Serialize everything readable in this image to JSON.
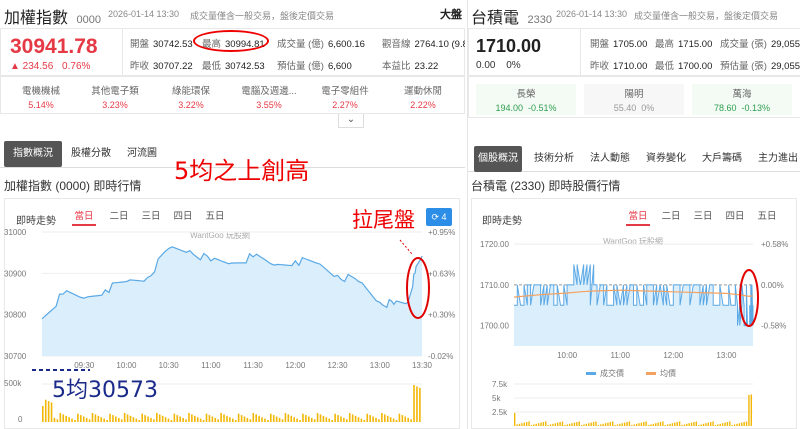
{
  "left": {
    "header": {
      "title": "加權指數",
      "code": "0000",
      "timestamp": "2026-01-14 13:30",
      "note": "成交量僅含一般交易，盤後定價交易",
      "overflow_text": "大盤"
    },
    "quote": {
      "price": "30941.78",
      "change": "▲ 234.56",
      "change_pct": "0.76%"
    },
    "stats": [
      {
        "label": "開盤",
        "value": "30742.53"
      },
      {
        "label": "最高",
        "value": "30994.81"
      },
      {
        "label": "成交量 (億)",
        "value": "6,600.16"
      },
      {
        "label": "觀音線",
        "value": "2764.10 (9.81"
      },
      {
        "label": "昨收",
        "value": "30707.22"
      },
      {
        "label": "最低",
        "value": "30742.53"
      },
      {
        "label": "預估量 (億)",
        "value": "6,600"
      },
      {
        "label": "本益比",
        "value": "23.22"
      }
    ],
    "sectors": [
      {
        "name": "電機機械",
        "pct": "5.14%"
      },
      {
        "name": "其他電子類",
        "pct": "3.23%"
      },
      {
        "name": "綠能環保",
        "pct": "3.22%"
      },
      {
        "name": "電腦及週邊...",
        "pct": "3.55%"
      },
      {
        "name": "電子零組件",
        "pct": "2.27%"
      },
      {
        "name": "運動休閒",
        "pct": "2.22%"
      }
    ],
    "tabs": [
      "指數概況",
      "股權分散",
      "河流圖"
    ],
    "section_title": "加權指數 (0000) 即時行情",
    "chart_heading": "即時走勢",
    "periods": [
      "當日",
      "二日",
      "三日",
      "四日",
      "五日"
    ],
    "refresh_count": "4",
    "watermark": "WantGoo 玩股網",
    "annotations": {
      "headline": "5均之上創高",
      "tail": "拉尾盤",
      "ma": "5均30573"
    }
  },
  "right": {
    "header": {
      "title": "台積電",
      "code": "2330",
      "timestamp": "2026-01-14 13:30",
      "note": "成交量僅含一般交易，盤後定價交易"
    },
    "quote": {
      "price": "1710.00",
      "change": "0.00",
      "change_pct": "0%"
    },
    "stats": [
      {
        "label": "開盤",
        "value": "1705.00"
      },
      {
        "label": "最高",
        "value": "1715.00"
      },
      {
        "label": "成交量 (張)",
        "value": "29,055"
      },
      {
        "label": "昨收",
        "value": "1710.00"
      },
      {
        "label": "最低",
        "value": "1700.00"
      },
      {
        "label": "預估量 (張)",
        "value": "29,055"
      }
    ],
    "peers": [
      {
        "name": "長榮",
        "price": "194.00",
        "pct": "-0.51%"
      },
      {
        "name": "陽明",
        "price": "55.40",
        "pct": "0%"
      },
      {
        "name": "萬海",
        "price": "78.60",
        "pct": "-0.13%"
      }
    ],
    "tabs": [
      "個股概況",
      "技術分析",
      "法人動態",
      "資券變化",
      "大戶籌碼",
      "主力進出"
    ],
    "section_title": "台積電 (2330) 即時股價行情",
    "chart_heading": "即時走勢",
    "periods": [
      "當日",
      "二日",
      "三日",
      "四日",
      "五日"
    ],
    "watermark": "WantGoo 玩股網",
    "legend": [
      "成交價",
      "均價"
    ]
  },
  "colors": {
    "up": "#e63946",
    "down": "#2e9e4f",
    "line": "#5aa9e6",
    "area": "#dbeefb",
    "avg": "#f4a261",
    "volume": "#f2b705",
    "annotation": "#e00000"
  },
  "chart_data": [
    {
      "type": "area",
      "title": "加權指數即時走勢",
      "x": [
        "09:00",
        "09:15",
        "09:30",
        "09:45",
        "10:00",
        "10:15",
        "10:30",
        "10:45",
        "11:00",
        "11:15",
        "11:30",
        "11:45",
        "12:00",
        "12:15",
        "12:30",
        "12:45",
        "13:00",
        "13:10",
        "13:20",
        "13:25",
        "13:30"
      ],
      "series": [
        {
          "values": [
            30790,
            30850,
            30840,
            30860,
            30880,
            30890,
            30960,
            30955,
            30930,
            30925,
            30940,
            30920,
            30930,
            30925,
            30895,
            30880,
            30830,
            30825,
            30830,
            30900,
            30942
          ]
        }
      ],
      "x_ticks": [
        "09:30",
        "10:00",
        "10:30",
        "11:00",
        "11:30",
        "12:00",
        "12:30",
        "13:00",
        "13:30"
      ],
      "y_ticks": [
        "31000",
        "30900",
        "30800",
        "30700"
      ],
      "y2_ticks": [
        "+0.95%",
        "+0.63%",
        "+0.30%",
        "-0.02%"
      ],
      "ylim": [
        30700,
        31000
      ],
      "volume": {
        "y_ticks": [
          "500k",
          "0"
        ],
        "ylim": [
          0,
          500000
        ]
      }
    },
    {
      "type": "line",
      "title": "台積電即時走勢",
      "x": [
        "09:00",
        "09:15",
        "09:30",
        "09:45",
        "10:00",
        "10:15",
        "10:30",
        "10:45",
        "11:00",
        "11:15",
        "11:30",
        "11:45",
        "12:00",
        "12:15",
        "12:30",
        "12:45",
        "13:00",
        "13:10",
        "13:20",
        "13:25",
        "13:30"
      ],
      "series": [
        {
          "name": "成交價",
          "values": [
            1705,
            1710,
            1710,
            1705,
            1710,
            1715,
            1710,
            1705,
            1710,
            1705,
            1710,
            1705,
            1710,
            1710,
            1710,
            1705,
            1705,
            1705,
            1700,
            1700,
            1710
          ]
        },
        {
          "name": "均價",
          "values": [
            1707,
            1707.3,
            1707.6,
            1707.8,
            1708,
            1708.3,
            1708.5,
            1708.6,
            1708.7,
            1708.6,
            1708.5,
            1708.4,
            1708.3,
            1708.2,
            1708.1,
            1708,
            1707.9,
            1707.7,
            1707.4,
            1707.2,
            1707.3
          ]
        }
      ],
      "x_ticks": [
        "10:00",
        "11:00",
        "12:00",
        "13:00"
      ],
      "y_ticks": [
        "1720.00",
        "1710.00",
        "1700.00"
      ],
      "y2_ticks": [
        "+0.58%",
        "0.00%",
        "-0.58%"
      ],
      "ylim": [
        1695,
        1722
      ],
      "volume": {
        "y_ticks": [
          "7.5k",
          "5k",
          "2.5k"
        ],
        "ylim": [
          0,
          7500
        ]
      }
    }
  ]
}
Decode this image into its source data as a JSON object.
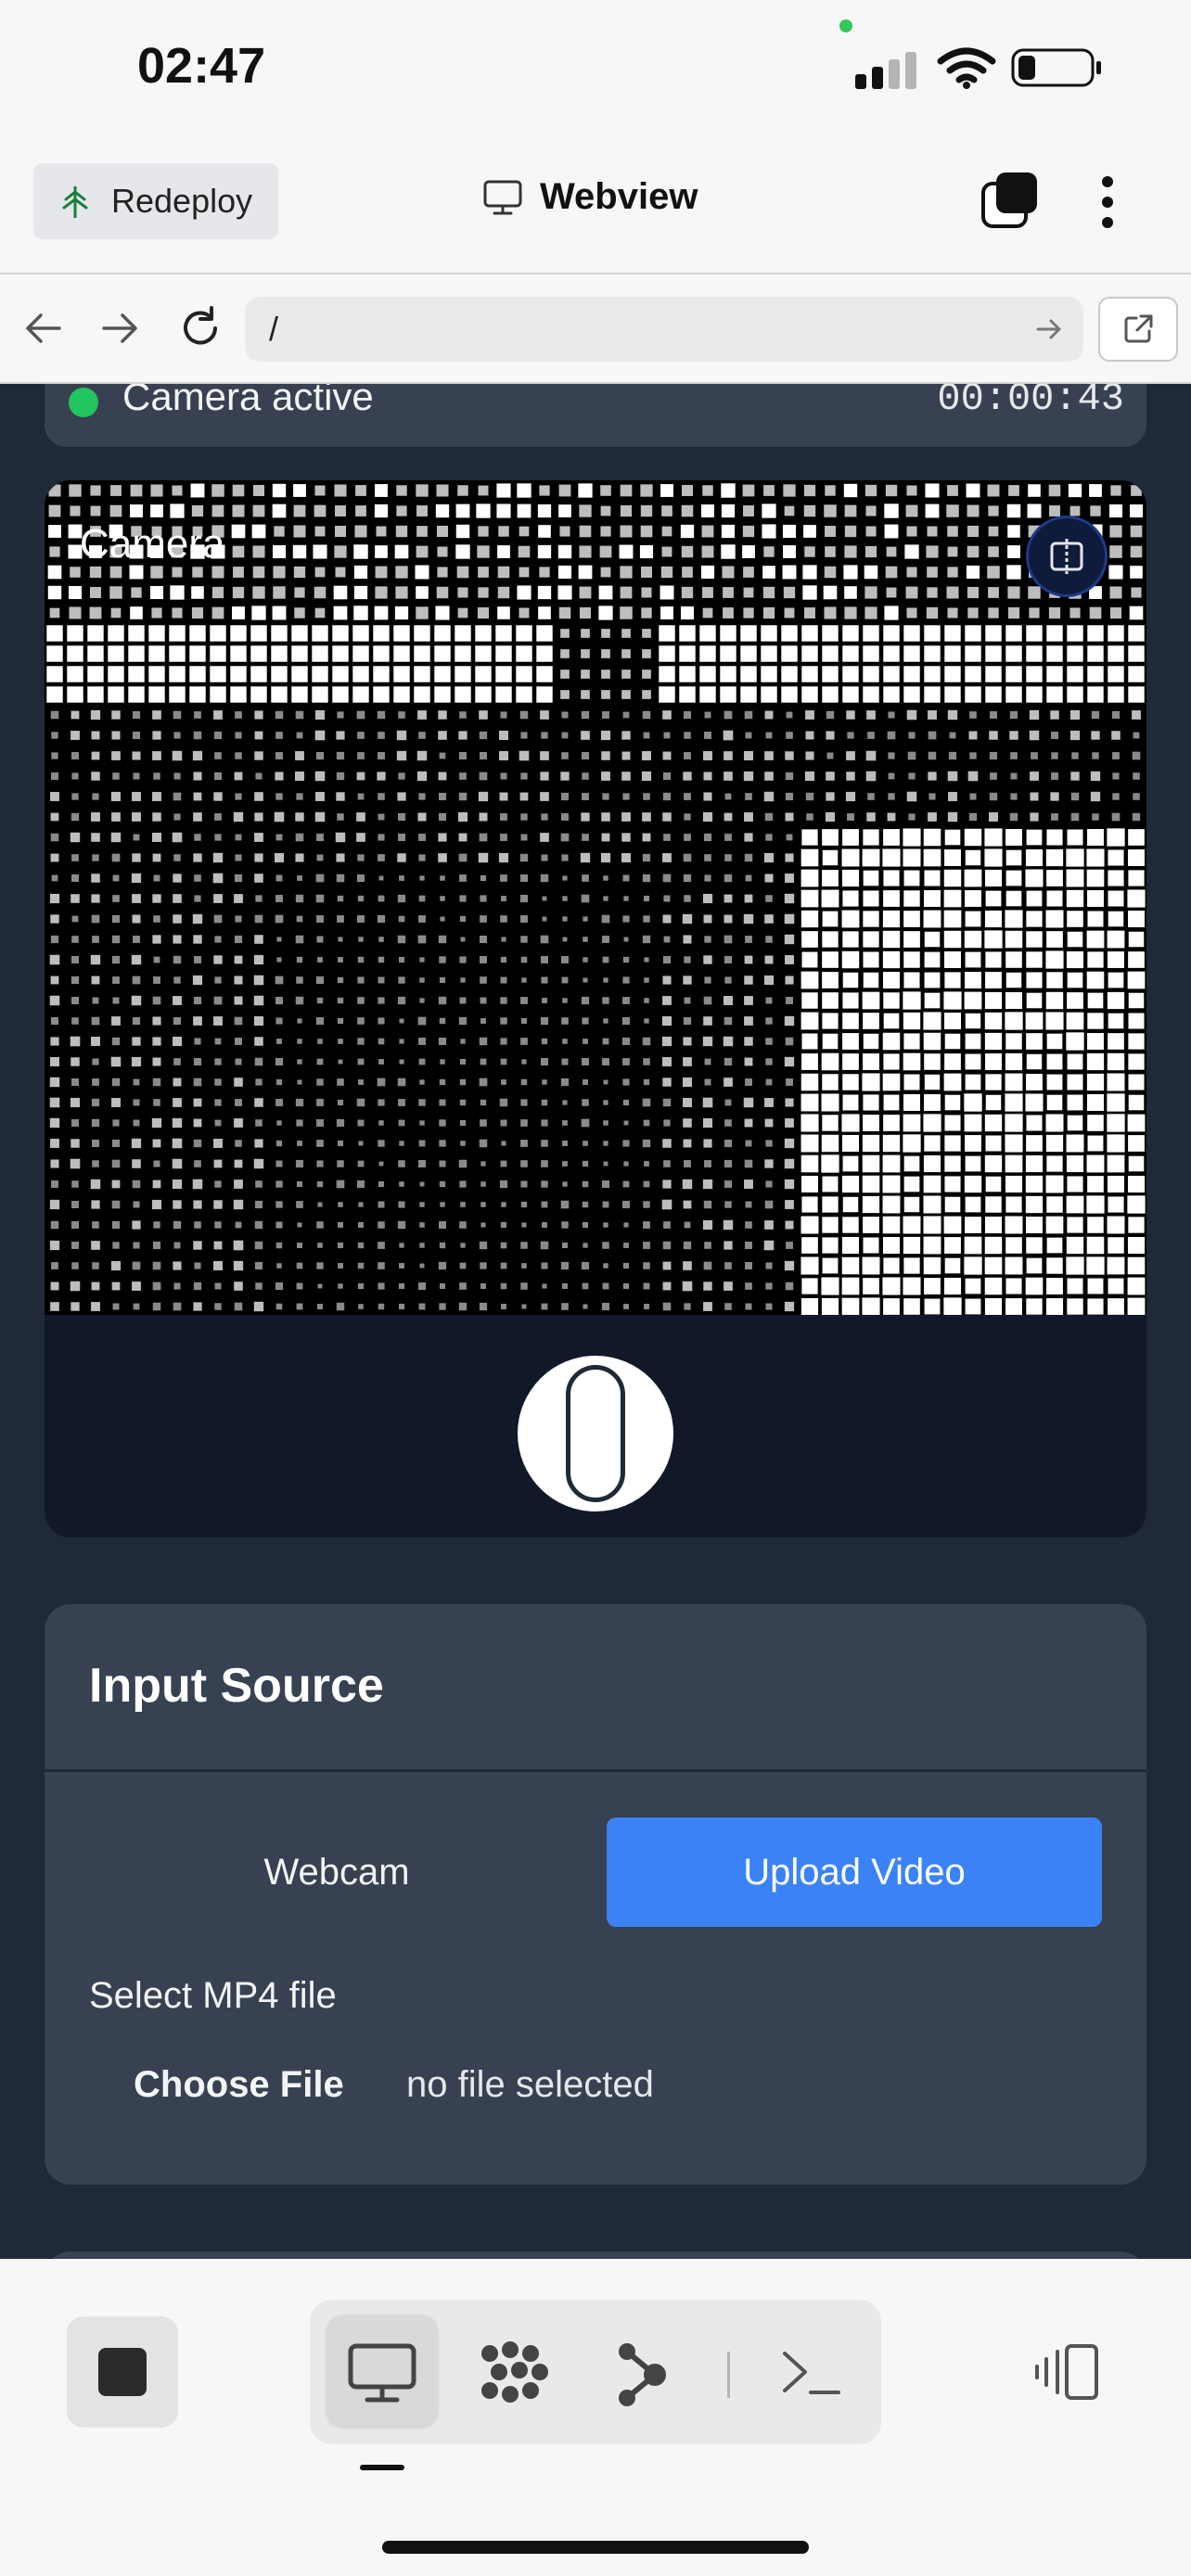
{
  "statusbar": {
    "time": "02:47"
  },
  "header": {
    "redeploy_label": "Redeploy",
    "title": "Webview"
  },
  "browser": {
    "url": "/"
  },
  "camera_status": {
    "text": "Camera active",
    "timer": "00:00:43"
  },
  "camera": {
    "label": "Camera"
  },
  "input_source": {
    "title": "Input Source",
    "tabs": [
      "Webcam",
      "Upload Video"
    ],
    "selected_tab": "Upload Video",
    "file_label": "Select MP4 file",
    "choose_button": "Choose File",
    "file_status": "no file selected"
  },
  "colors": {
    "accent": "#3b82f6",
    "page_bg": "#1f2937",
    "card_bg": "#374151",
    "status_green": "#22c55e"
  },
  "icons": [
    "redeploy-tree-icon",
    "monitor-icon",
    "stack-icon",
    "more-vertical-icon",
    "back-arrow-icon",
    "forward-arrow-icon",
    "reload-icon",
    "go-arrow-icon",
    "external-link-icon",
    "camera-flip-icon",
    "stop-icon",
    "grid-dots-icon",
    "graph-icon",
    "terminal-icon",
    "device-switch-icon"
  ]
}
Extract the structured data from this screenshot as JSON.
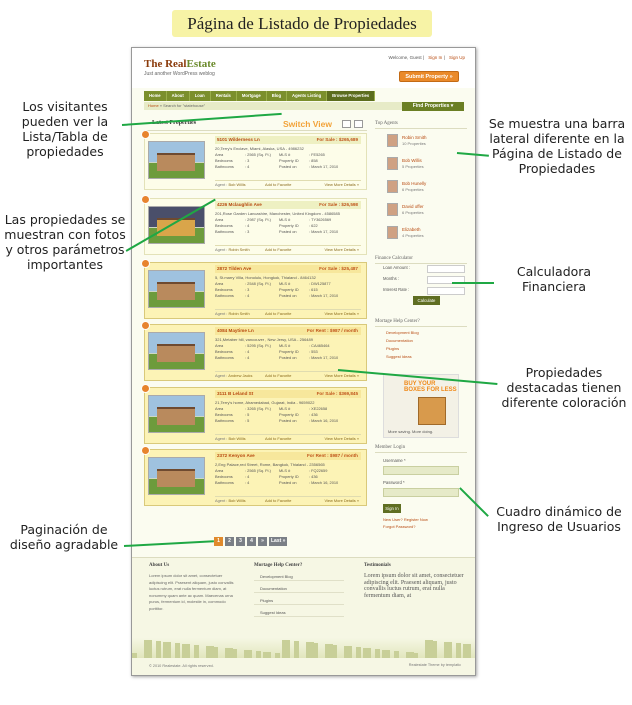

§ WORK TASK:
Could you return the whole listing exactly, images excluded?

§ RESPONSE TO THIS TASK:
Serialize everything readable in this image to JSON.
{
  "left": {
    "header": {
      "title": "加權指數",
      "code": "0000",
      "timestamp": "2026-01-14 13:30",
      "note": "成交量僅含一般交易，盤後定價交易",
      "overflow_text": "大盤"
    },
    "quote": {
      "price": "30941.78",
      "change": "▲ 234.56",
      "change_pct": "0.76%"
    },
    "stats": [
      {
        "label": "開盤",
        "value": "30742.53"
      },
      {
        "label": "最高",
        "value": "30994.81"
      },
      {
        "label": "成交量 (億)",
        "value": "6,600.16"
      },
      {
        "label": "觀音線",
        "value": "2764.10 (9.81"
      },
      {
        "label": "昨收",
        "value": "30707.22"
      },
      {
        "label": "最低",
        "value": "30742.53"
      },
      {
        "label": "預估量 (億)",
        "value": "6,600"
      },
      {
        "label": "本益比",
        "value": "23.22"
      }
    ],
    "sectors": [
      {
        "name": "電機機械",
        "pct": "5.14%"
      },
      {
        "name": "其他電子類",
        "pct": "3.23%"
      },
      {
        "name": "綠能環保",
        "pct": "3.22%"
      },
      {
        "name": "電腦及週邊...",
        "pct": "3.55%"
      },
      {
        "name": "電子零組件",
        "pct": "2.27%"
      },
      {
        "name": "運動休閒",
        "pct": "2.22%"
      }
    ],
    "tabs": [
      "指數概況",
      "股權分散",
      "河流圖"
    ],
    "section_title": "加權指數 (0000) 即時行情",
    "chart_heading": "即時走勢",
    "periods": [
      "當日",
      "二日",
      "三日",
      "四日",
      "五日"
    ],
    "refresh_count": "4",
    "watermark": "WantGoo 玩股網",
    "annotations": {
      "headline": "5均之上創高",
      "tail": "拉尾盤",
      "ma": "5均30573"
    }
  },
  "right": {
    "header": {
      "title": "台積電",
      "code": "2330",
      "timestamp": "2026-01-14 13:30",
      "note": "成交量僅含一般交易，盤後定價交易"
    },
    "quote": {
      "price": "1710.00",
      "change": "0.00",
      "change_pct": "0%"
    },
    "stats": [
      {
        "label": "開盤",
        "value": "1705.00"
      },
      {
        "label": "最高",
        "value": "1715.00"
      },
      {
        "label": "成交量 (張)",
        "value": "29,055"
      },
      {
        "label": "昨收",
        "value": "1710.00"
      },
      {
        "label": "最低",
        "value": "1700.00"
      },
      {
        "label": "預估量 (張)",
        "value": "29,055"
      }
    ],
    "peers": [
      {
        "name": "長榮",
        "price": "194.00",
        "pct": "-0.51%"
      },
      {
        "name": "陽明",
        "price": "55.40",
        "pct": "0%"
      },
      {
        "name": "萬海",
        "price": "78.60",
        "pct": "-0.13%"
      }
    ],
    "tabs": [
      "個股概況",
      "技術分析",
      "法人動態",
      "資券變化",
      "大戶籌碼",
      "主力進出"
    ],
    "section_title": "台積電 (2330) 即時股價行情",
    "chart_heading": "即時走勢",
    "periods": [
      "當日",
      "二日",
      "三日",
      "四日",
      "五日"
    ],
    "watermark": "WantGoo 玩股網",
    "legend": [
      "成交價",
      "均價"
    ]
  },
  "colors": {
    "up": "#e63946",
    "down": "#2e9e4f",
    "line": "#5aa9e6",
    "area": "#dbeefb",
    "avg": "#f4a261",
    "volume": "#f2b705",
    "annotation": "#e00000"
  },
  "chart_data": [
    {
      "type": "area",
      "title": "加權指數即時走勢",
      "x": [
        "09:00",
        "09:15",
        "09:30",
        "09:45",
        "10:00",
        "10:15",
        "10:30",
        "10:45",
        "11:00",
        "11:15",
        "11:30",
        "11:45",
        "12:00",
        "12:15",
        "12:30",
        "12:45",
        "13:00",
        "13:10",
        "13:20",
        "13:25",
        "13:30"
      ],
      "series": [
        {
          "values": [
            30790,
            30850,
            30840,
            30860,
            30880,
            30890,
            30960,
            30955,
            30930,
            30925,
            30940,
            30920,
            30930,
            30925,
            30895,
            30880,
            30830,
            30825,
            30830,
            30900,
            30942
          ]
        }
      ],
      "x_ticks": [
        "09:30",
        "10:00",
        "10:30",
        "11:00",
        "11:30",
        "12:00",
        "12:30",
        "13:00",
        "13:30"
      ],
      "y_ticks": [
        "31000",
        "30900",
        "30800",
        "30700"
      ],
      "y2_ticks": [
        "+0.95%",
        "+0.63%",
        "+0.30%",
        "-0.02%"
      ],
      "ylim": [
        30700,
        31000
      ],
      "volume": {
        "y_ticks": [
          "500k",
          "0"
        ],
        "ylim": [
          0,
          500000
        ]
      }
    },
    {
      "type": "line",
      "title": "台積電即時走勢",
      "x": [
        "09:00",
        "09:15",
        "09:30",
        "09:45",
        "10:00",
        "10:15",
        "10:30",
        "10:45",
        "11:00",
        "11:15",
        "11:30",
        "11:45",
        "12:00",
        "12:15",
        "12:30",
        "12:45",
        "13:00",
        "13:10",
        "13:20",
        "13:25",
        "13:30"
      ],
      "series": [
        {
          "name": "成交價",
          "values": [
            1705,
            1710,
            1710,
            1705,
            1710,
            1715,
            1710,
            1705,
            1710,
            1705,
            1710,
            1705,
            1710,
            1710,
            1710,
            1705,
            1705,
            1705,
            1700,
            1700,
            1710
          ]
        },
        {
          "name": "均價",
          "values": [
            1707,
            1707.3,
            1707.6,
            1707.8,
            1708,
            1708.3,
            1708.5,
            1708.6,
            1708.7,
            1708.6,
            1708.5,
            1708.4,
            1708.3,
            1708.2,
            1708.1,
            1708,
            1707.9,
            1707.7,
            1707.4,
            1707.2,
            1707.3
          ]
        }
      ],
      "x_ticks": [
        "10:00",
        "11:00",
        "12:00",
        "13:00"
      ],
      "y_ticks": [
        "1720.00",
        "1710.00",
        "1700.00"
      ],
      "y2_ticks": [
        "+0.58%",
        "0.00%",
        "-0.58%"
      ],
      "ylim": [
        1695,
        1722
      ],
      "volume": {
        "y_ticks": [
          "7.5k",
          "5k",
          "2.5k"
        ],
        "ylim": [
          0,
          7500
        ]
      }
    }
  ]
}
Decode this image into its source data as a JSON object.
{
  "statusbar": {
    "time": "02:47"
  },
  "header": {
    "redeploy_label": "Redeploy",
    "title": "Webview"
  },
  "browser": {
    "url": "/"
  },
  "camera_status": {
    "text": "Camera active",
    "timer": "00:00:43"
  },
  "camera": {
    "label": "Camera"
  },
  "input_source": {
    "title": "Input Source",
    "tabs": [
      "Webcam",
      "Upload Video"
    ],
    "selected_tab": "Upload Video",
    "file_label": "Select MP4 file",
    "choose_button": "Choose File",
    "file_status": "no file selected"
  },
  "colors": {
    "accent": "#3b82f6",
    "page_bg": "#1f2937",
    "card_bg": "#374151",
    "status_green": "#22c55e"
  },
  "icons": [
    "redeploy-tree-icon",
    "monitor-icon",
    "stack-icon",
    "more-vertical-icon",
    "back-arrow-icon",
    "forward-arrow-icon",
    "reload-icon",
    "go-arrow-icon",
    "external-link-icon",
    "camera-flip-icon",
    "stop-icon",
    "grid-dots-icon",
    "graph-icon",
    "terminal-icon",
    "device-switch-icon"
  ]
}
Extract the structured data from this screenshot as JSON.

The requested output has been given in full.